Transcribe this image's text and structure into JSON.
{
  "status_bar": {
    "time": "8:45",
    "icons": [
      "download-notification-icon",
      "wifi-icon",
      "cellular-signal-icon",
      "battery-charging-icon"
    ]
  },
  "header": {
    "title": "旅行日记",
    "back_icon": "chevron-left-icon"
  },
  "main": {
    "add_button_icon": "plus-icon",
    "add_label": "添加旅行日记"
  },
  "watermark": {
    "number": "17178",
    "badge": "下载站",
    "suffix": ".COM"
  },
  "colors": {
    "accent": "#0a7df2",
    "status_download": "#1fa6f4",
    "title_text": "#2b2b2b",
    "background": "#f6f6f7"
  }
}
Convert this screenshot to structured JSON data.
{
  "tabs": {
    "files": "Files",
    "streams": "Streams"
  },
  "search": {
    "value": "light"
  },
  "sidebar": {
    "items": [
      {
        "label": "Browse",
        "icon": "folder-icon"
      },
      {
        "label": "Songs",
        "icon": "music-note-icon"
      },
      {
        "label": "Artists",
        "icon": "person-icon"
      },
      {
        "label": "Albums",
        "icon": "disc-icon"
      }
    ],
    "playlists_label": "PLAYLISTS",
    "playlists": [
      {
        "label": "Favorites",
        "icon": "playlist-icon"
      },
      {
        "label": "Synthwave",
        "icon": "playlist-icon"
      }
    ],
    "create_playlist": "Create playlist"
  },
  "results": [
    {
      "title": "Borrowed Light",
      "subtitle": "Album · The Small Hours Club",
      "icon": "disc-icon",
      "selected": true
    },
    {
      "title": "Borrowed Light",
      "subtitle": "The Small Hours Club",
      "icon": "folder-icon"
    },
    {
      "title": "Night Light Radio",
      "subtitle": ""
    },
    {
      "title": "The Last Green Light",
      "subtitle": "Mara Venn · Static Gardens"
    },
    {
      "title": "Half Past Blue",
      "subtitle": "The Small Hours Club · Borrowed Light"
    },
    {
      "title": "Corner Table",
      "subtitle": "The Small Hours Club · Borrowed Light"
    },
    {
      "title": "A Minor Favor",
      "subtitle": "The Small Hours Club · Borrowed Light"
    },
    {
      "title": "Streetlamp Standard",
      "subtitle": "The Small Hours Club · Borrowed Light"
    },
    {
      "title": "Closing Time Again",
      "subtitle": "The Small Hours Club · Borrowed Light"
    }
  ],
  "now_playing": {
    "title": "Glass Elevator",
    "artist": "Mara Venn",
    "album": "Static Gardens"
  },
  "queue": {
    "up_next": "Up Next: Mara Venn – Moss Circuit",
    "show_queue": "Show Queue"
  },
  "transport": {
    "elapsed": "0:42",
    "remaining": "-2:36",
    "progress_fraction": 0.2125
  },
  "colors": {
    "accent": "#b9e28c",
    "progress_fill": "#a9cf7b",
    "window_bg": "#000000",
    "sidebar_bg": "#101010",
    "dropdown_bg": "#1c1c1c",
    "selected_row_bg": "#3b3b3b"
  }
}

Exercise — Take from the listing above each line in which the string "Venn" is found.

Exercise response —
      "subtitle": "Mara Venn · Static Gardens"
    "artist": "Mara Venn",
    "up_next": "Up Next: Mara Venn – Moss Circuit",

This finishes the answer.